Show each line of the entries below in which the word "screenshot" appears.

------ WORKING DATA

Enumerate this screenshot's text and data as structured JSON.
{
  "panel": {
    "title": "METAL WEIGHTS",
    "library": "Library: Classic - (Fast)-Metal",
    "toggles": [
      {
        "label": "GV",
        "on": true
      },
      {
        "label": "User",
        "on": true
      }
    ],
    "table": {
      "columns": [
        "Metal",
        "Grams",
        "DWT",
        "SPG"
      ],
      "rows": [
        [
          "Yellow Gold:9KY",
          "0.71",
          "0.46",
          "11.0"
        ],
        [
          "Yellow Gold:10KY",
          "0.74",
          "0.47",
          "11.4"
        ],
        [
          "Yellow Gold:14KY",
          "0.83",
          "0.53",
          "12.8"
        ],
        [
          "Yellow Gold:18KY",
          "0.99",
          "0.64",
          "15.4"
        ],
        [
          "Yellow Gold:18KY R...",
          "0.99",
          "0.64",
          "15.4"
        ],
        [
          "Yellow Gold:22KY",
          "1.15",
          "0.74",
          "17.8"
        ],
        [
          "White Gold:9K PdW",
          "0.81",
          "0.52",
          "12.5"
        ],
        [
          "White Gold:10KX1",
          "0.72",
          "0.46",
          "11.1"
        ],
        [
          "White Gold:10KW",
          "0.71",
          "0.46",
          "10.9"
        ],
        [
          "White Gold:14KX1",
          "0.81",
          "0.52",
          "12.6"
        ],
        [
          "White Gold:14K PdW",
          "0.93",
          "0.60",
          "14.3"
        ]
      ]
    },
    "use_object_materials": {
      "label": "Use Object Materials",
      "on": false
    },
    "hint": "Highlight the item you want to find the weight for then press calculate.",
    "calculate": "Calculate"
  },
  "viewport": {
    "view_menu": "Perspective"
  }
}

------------
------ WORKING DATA

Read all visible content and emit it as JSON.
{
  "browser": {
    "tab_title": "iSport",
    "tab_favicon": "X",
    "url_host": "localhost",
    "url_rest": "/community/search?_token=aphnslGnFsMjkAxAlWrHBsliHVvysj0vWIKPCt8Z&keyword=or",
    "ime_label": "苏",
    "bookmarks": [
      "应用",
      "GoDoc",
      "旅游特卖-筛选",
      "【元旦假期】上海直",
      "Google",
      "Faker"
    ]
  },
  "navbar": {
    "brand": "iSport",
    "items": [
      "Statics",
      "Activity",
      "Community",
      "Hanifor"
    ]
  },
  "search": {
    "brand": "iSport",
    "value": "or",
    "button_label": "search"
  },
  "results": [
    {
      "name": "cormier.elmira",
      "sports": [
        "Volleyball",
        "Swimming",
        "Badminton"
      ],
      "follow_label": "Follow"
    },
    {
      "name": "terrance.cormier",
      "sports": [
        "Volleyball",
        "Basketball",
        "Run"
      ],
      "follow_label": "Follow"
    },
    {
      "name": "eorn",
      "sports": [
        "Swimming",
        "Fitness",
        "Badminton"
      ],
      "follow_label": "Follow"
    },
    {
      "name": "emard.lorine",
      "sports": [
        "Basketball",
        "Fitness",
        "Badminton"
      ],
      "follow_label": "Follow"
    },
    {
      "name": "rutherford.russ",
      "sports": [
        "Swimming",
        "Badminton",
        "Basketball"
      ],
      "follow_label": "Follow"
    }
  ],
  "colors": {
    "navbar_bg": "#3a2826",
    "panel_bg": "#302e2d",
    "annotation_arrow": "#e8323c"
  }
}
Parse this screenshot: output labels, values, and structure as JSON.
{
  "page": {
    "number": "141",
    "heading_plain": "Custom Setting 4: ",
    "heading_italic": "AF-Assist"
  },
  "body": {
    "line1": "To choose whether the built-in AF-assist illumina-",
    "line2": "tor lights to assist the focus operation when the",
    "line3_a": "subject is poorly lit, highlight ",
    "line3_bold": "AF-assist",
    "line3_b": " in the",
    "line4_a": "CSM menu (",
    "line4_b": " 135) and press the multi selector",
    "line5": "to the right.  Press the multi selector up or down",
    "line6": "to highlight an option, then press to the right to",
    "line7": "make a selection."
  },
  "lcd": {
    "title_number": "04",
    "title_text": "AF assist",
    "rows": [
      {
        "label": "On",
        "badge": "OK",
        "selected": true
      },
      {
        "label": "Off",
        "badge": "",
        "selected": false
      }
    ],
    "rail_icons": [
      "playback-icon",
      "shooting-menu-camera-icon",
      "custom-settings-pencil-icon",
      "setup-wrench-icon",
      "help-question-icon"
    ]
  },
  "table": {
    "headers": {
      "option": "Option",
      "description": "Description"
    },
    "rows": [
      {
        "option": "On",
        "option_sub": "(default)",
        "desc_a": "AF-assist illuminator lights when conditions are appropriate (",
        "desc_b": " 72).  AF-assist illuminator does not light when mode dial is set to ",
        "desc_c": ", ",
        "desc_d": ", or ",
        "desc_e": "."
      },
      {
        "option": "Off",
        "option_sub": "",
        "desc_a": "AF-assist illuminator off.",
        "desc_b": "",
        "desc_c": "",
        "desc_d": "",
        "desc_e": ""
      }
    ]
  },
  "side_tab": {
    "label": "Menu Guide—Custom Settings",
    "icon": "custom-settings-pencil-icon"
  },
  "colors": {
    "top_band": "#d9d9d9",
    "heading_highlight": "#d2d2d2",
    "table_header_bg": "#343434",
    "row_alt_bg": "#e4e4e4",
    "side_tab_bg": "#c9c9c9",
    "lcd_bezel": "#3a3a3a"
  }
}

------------

TASK ANSWER:
Enumerate this screenshot's text and data as structured JSON.
Parse this screenshot: output labels, values, and structure as JSON.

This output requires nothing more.